> What to produce: All of the records below need to be written out exactly, but without the pictures.

> Data section:

▼

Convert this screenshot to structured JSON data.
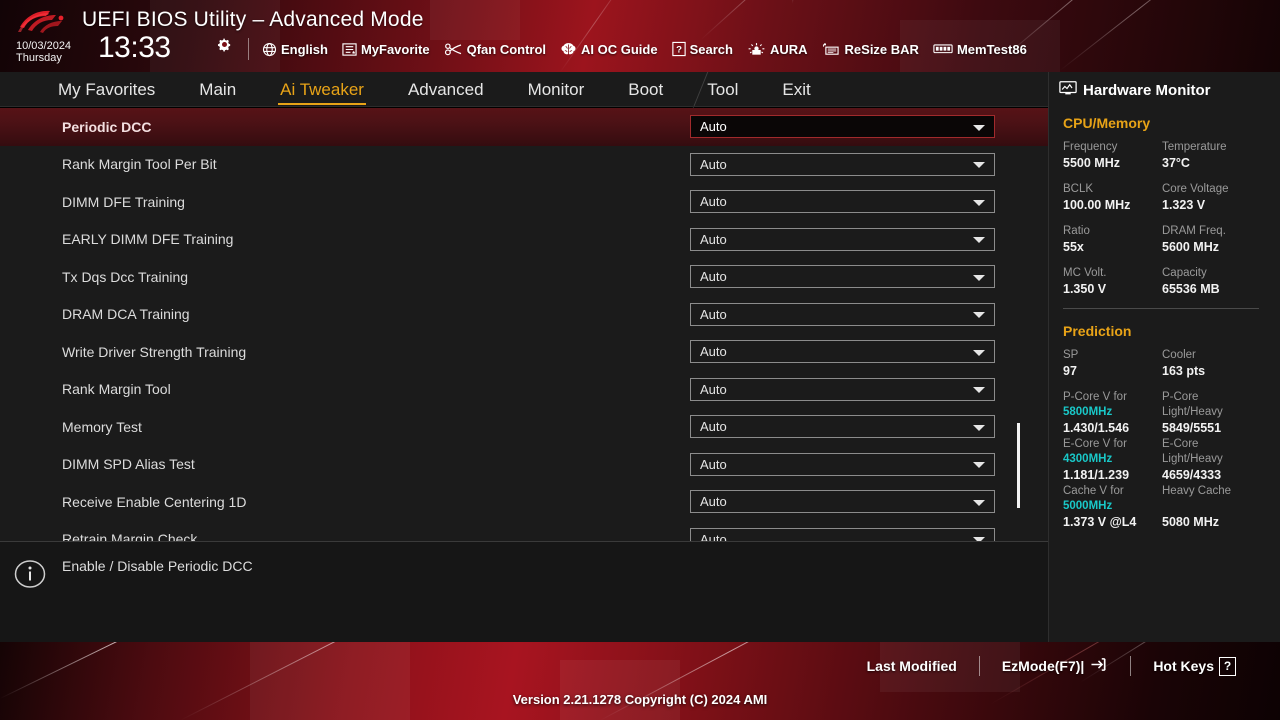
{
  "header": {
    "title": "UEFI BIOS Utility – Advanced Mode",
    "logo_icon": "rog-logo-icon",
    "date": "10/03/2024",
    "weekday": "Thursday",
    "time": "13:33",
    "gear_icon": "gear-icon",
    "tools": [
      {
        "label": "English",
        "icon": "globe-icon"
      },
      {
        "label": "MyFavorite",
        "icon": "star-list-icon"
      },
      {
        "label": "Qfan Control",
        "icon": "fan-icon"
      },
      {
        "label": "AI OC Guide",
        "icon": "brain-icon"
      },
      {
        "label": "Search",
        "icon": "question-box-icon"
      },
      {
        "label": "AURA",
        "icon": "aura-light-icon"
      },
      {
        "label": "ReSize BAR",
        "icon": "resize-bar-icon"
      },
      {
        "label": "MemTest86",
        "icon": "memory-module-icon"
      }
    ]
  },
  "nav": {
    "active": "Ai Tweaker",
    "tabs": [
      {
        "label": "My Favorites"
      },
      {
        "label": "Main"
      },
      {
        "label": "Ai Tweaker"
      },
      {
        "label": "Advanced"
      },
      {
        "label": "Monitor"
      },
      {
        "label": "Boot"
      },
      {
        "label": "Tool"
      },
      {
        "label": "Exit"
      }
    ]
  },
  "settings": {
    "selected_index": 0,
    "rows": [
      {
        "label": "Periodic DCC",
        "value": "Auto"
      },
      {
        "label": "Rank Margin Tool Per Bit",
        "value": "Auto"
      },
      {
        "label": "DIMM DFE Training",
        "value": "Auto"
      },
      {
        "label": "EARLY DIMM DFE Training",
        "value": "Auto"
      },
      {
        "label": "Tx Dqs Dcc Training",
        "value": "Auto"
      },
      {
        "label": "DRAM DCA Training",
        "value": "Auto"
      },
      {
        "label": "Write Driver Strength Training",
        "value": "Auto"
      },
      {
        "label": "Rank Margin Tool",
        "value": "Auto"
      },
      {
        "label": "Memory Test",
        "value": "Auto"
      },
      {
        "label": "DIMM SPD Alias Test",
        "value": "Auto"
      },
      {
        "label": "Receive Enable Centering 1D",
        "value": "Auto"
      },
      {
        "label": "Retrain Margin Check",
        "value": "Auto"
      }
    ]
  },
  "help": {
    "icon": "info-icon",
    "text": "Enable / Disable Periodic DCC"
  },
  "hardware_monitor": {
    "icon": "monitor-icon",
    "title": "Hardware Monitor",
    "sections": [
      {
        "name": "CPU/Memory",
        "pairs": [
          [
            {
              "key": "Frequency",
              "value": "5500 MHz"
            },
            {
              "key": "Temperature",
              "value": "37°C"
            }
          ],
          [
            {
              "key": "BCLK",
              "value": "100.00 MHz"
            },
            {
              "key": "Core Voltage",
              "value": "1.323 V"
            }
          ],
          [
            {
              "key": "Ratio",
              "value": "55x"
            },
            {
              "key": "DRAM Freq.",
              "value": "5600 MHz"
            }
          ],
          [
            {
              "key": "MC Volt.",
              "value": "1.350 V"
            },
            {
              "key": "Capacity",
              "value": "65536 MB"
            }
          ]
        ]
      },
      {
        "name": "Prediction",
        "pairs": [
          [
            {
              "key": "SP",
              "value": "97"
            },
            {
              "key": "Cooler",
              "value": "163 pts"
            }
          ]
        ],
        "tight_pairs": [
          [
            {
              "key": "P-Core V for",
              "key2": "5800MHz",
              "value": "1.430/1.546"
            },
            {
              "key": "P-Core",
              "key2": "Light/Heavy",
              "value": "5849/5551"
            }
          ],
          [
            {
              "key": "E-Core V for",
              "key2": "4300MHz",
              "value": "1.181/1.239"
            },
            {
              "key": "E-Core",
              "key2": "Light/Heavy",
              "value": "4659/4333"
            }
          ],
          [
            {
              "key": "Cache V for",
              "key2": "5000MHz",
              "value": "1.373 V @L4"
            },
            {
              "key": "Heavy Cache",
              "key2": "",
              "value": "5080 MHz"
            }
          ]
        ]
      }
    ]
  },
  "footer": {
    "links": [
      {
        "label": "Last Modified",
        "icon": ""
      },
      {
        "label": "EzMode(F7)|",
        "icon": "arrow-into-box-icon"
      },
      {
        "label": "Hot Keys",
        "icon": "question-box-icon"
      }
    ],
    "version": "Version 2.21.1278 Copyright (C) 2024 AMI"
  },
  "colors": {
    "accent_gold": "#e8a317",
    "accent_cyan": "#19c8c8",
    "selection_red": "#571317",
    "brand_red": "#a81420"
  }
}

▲

> Answer space:
Convert this screenshot to structured JSON data.
{
  "header": {
    "title": "UEFI BIOS Utility – Advanced Mode",
    "logo_icon": "rog-logo-icon",
    "date": "10/03/2024",
    "weekday": "Thursday",
    "time": "13:33",
    "gear_icon": "gear-icon",
    "tools": [
      {
        "label": "English",
        "icon": "globe-icon"
      },
      {
        "label": "MyFavorite",
        "icon": "star-list-icon"
      },
      {
        "label": "Qfan Control",
        "icon": "fan-icon"
      },
      {
        "label": "AI OC Guide",
        "icon": "brain-icon"
      },
      {
        "label": "Search",
        "icon": "question-box-icon"
      },
      {
        "label": "AURA",
        "icon": "aura-light-icon"
      },
      {
        "label": "ReSize BAR",
        "icon": "resize-bar-icon"
      },
      {
        "label": "MemTest86",
        "icon": "memory-module-icon"
      }
    ]
  },
  "nav": {
    "active": "Ai Tweaker",
    "tabs": [
      {
        "label": "My Favorites"
      },
      {
        "label": "Main"
      },
      {
        "label": "Ai Tweaker"
      },
      {
        "label": "Advanced"
      },
      {
        "label": "Monitor"
      },
      {
        "label": "Boot"
      },
      {
        "label": "Tool"
      },
      {
        "label": "Exit"
      }
    ]
  },
  "settings": {
    "selected_index": 0,
    "rows": [
      {
        "label": "Periodic DCC",
        "value": "Auto"
      },
      {
        "label": "Rank Margin Tool Per Bit",
        "value": "Auto"
      },
      {
        "label": "DIMM DFE Training",
        "value": "Auto"
      },
      {
        "label": "EARLY DIMM DFE Training",
        "value": "Auto"
      },
      {
        "label": "Tx Dqs Dcc Training",
        "value": "Auto"
      },
      {
        "label": "DRAM DCA Training",
        "value": "Auto"
      },
      {
        "label": "Write Driver Strength Training",
        "value": "Auto"
      },
      {
        "label": "Rank Margin Tool",
        "value": "Auto"
      },
      {
        "label": "Memory Test",
        "value": "Auto"
      },
      {
        "label": "DIMM SPD Alias Test",
        "value": "Auto"
      },
      {
        "label": "Receive Enable Centering 1D",
        "value": "Auto"
      },
      {
        "label": "Retrain Margin Check",
        "value": "Auto"
      }
    ]
  },
  "help": {
    "icon": "info-icon",
    "text": "Enable / Disable Periodic DCC"
  },
  "hardware_monitor": {
    "icon": "monitor-icon",
    "title": "Hardware Monitor",
    "sections": [
      {
        "name": "CPU/Memory",
        "pairs": [
          [
            {
              "key": "Frequency",
              "value": "5500 MHz"
            },
            {
              "key": "Temperature",
              "value": "37°C"
            }
          ],
          [
            {
              "key": "BCLK",
              "value": "100.00 MHz"
            },
            {
              "key": "Core Voltage",
              "value": "1.323 V"
            }
          ],
          [
            {
              "key": "Ratio",
              "value": "55x"
            },
            {
              "key": "DRAM Freq.",
              "value": "5600 MHz"
            }
          ],
          [
            {
              "key": "MC Volt.",
              "value": "1.350 V"
            },
            {
              "key": "Capacity",
              "value": "65536 MB"
            }
          ]
        ]
      },
      {
        "name": "Prediction",
        "pairs": [
          [
            {
              "key": "SP",
              "value": "97"
            },
            {
              "key": "Cooler",
              "value": "163 pts"
            }
          ]
        ],
        "tight_pairs": [
          [
            {
              "key": "P-Core V for",
              "key2": "5800MHz",
              "value": "1.430/1.546"
            },
            {
              "key": "P-Core",
              "key2": "Light/Heavy",
              "value": "5849/5551"
            }
          ],
          [
            {
              "key": "E-Core V for",
              "key2": "4300MHz",
              "value": "1.181/1.239"
            },
            {
              "key": "E-Core",
              "key2": "Light/Heavy",
              "value": "4659/4333"
            }
          ],
          [
            {
              "key": "Cache V for",
              "key2": "5000MHz",
              "value": "1.373 V @L4"
            },
            {
              "key": "Heavy Cache",
              "key2": "",
              "value": "5080 MHz"
            }
          ]
        ]
      }
    ]
  },
  "footer": {
    "links": [
      {
        "label": "Last Modified",
        "icon": ""
      },
      {
        "label": "EzMode(F7)|",
        "icon": "arrow-into-box-icon"
      },
      {
        "label": "Hot Keys",
        "icon": "question-box-icon"
      }
    ],
    "version": "Version 2.21.1278 Copyright (C) 2024 AMI"
  },
  "colors": {
    "accent_gold": "#e8a317",
    "accent_cyan": "#19c8c8",
    "selection_red": "#571317",
    "brand_red": "#a81420"
  }
}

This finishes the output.